Photonic Quantum Engineering - Research
Group leader: Prof. Dr. Kai Mueller
Our research focusses on the photonic quantum engineering of building blocks which are essential for all areas of quantum science and technology. This spans the entire range from fundamental quantum optical studies over the development of devices to demonstrator experiments. At its heart lies investigating the light-matter interaction in nanostructures in order to tailor it for emerging applications in quantum communication, quantum simulation, quantum metrology and quantum sensing. Specific research areas are:
Quantum optics with semiconductor nanostructures
Tailoring light-matter interactions for quantum technologies requires a detailed understanding of the underlying quantum materials as well as the development of novel quantum-optical techniques and protocols. Therefore, we perform quantum-optical experiments on a variety of quantum emitters and optically-active spin qubits such as semiconductor quantum dots, color centers in diamond, quantum emitters in atomically thin transition metal dichalcogenides or rare-earth ions. Moreover, we develop novel quantum-optical techniques for example for the generation of non-classical light or the ultrafast optical coherent control of qubits.
Examples of investigated material systems. Left: Semiconductor Quantum Dot.
Right: Monolayer transition metal dichalcogenide embedded in a microcapacitor.

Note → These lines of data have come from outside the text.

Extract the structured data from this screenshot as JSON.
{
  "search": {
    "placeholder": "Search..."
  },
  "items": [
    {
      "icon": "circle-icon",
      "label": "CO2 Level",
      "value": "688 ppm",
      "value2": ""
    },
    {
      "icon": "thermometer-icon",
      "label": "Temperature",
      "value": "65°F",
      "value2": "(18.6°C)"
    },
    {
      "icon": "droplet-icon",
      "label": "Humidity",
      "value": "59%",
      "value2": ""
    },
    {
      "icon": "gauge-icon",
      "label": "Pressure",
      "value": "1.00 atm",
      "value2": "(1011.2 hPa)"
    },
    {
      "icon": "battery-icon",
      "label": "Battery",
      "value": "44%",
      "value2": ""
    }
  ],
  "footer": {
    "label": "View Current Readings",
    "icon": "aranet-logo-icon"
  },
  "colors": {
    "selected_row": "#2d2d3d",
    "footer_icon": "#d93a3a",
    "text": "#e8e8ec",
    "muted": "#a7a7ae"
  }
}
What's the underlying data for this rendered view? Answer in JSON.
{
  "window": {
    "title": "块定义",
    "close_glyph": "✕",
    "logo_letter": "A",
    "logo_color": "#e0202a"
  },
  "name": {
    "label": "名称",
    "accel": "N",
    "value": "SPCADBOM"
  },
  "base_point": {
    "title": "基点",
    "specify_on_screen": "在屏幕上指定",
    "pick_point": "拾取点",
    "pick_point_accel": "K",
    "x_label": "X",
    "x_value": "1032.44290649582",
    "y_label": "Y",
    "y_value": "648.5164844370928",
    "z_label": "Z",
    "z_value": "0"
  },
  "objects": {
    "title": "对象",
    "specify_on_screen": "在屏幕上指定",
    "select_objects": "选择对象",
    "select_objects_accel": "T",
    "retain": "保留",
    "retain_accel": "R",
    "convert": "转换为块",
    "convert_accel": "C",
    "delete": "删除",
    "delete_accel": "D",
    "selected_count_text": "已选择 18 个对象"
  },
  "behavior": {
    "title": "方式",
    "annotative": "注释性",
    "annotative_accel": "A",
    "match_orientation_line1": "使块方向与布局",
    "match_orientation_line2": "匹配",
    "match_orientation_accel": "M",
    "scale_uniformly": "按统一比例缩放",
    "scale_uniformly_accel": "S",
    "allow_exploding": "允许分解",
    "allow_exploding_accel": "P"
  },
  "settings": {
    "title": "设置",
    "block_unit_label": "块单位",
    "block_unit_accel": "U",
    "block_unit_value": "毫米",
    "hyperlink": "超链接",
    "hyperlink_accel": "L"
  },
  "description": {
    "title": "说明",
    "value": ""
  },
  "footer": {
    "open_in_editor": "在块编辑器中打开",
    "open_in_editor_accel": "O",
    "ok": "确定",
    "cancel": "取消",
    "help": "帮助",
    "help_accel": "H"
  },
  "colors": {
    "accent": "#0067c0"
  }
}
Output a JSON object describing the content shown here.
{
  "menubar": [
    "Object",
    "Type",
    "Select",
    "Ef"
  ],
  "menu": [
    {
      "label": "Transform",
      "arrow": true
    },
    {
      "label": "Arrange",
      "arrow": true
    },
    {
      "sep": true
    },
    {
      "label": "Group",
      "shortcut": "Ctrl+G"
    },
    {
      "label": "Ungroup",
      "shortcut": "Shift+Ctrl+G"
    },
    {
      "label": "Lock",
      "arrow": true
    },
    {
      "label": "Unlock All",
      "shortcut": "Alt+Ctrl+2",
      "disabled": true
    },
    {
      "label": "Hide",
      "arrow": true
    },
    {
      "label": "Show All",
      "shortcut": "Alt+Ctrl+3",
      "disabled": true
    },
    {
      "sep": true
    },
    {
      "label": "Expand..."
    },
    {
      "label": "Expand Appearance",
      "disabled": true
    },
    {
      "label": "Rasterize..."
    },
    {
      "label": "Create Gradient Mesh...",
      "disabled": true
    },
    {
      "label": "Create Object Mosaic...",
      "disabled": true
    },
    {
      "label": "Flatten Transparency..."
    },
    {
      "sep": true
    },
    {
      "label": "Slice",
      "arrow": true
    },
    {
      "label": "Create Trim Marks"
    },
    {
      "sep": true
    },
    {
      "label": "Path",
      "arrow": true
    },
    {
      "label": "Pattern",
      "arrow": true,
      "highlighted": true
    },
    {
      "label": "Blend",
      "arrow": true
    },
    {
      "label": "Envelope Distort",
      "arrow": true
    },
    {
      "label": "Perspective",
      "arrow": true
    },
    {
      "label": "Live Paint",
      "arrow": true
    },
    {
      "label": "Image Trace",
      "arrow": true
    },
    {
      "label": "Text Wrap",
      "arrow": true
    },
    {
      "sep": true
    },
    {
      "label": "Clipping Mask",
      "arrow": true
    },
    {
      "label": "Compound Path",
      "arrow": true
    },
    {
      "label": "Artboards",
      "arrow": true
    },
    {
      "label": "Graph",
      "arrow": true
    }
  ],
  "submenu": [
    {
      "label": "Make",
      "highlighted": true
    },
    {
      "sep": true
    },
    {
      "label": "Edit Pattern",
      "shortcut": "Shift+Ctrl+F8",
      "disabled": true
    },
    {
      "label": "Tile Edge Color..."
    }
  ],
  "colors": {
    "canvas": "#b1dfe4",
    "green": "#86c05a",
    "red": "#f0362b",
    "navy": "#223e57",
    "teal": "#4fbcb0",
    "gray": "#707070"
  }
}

In order to enhance the light-matter interaction and for efficient photonic interfacing of quantum emitters and optically-active spin qubits we embed them into nanophotonic resonators and circuits. Here, we actively perform research on engineering a variety of structures, such as photonic crystals, micropillar resonators, bullseye resonators and waveguides based on a variety of material systems such as III-V semiconductors, diamond and silicon nitride.
Modular Photonic Quantum Technologies
Photonic quantum technologies require the combination of several building blocks. To these ends, we are developing fully fiber-coupled quantum modules which can then conveniently combined to enable a variety of applications. Such modules are realized by building on the best suitable quantum materials and nanophotonic structures. Examples of the modules we are developing include non-classical light sources, spin-photon interfaces, single-photon detectors and quantum memories.
Integrated Quantum Photonic Circuits
In addition to modular distributed quantum technologies, different building blocks, such as sources, gates and detectors can also be integrated into chip-scale quantum photonic circuits to enable novel functionality. Here, a particular emphasis of our research is to investigate material systems, techniques and protocols which promise scalability.
We gratefully acknowledge funding from the Federal Ministry of Education and Research (BMBF), the German Science Foundation (DFG), the Munich Center for Quantum Science and Technology (MCQST), the Bavarian Academy of Sciences and Humanities (BAdW) and the European Union.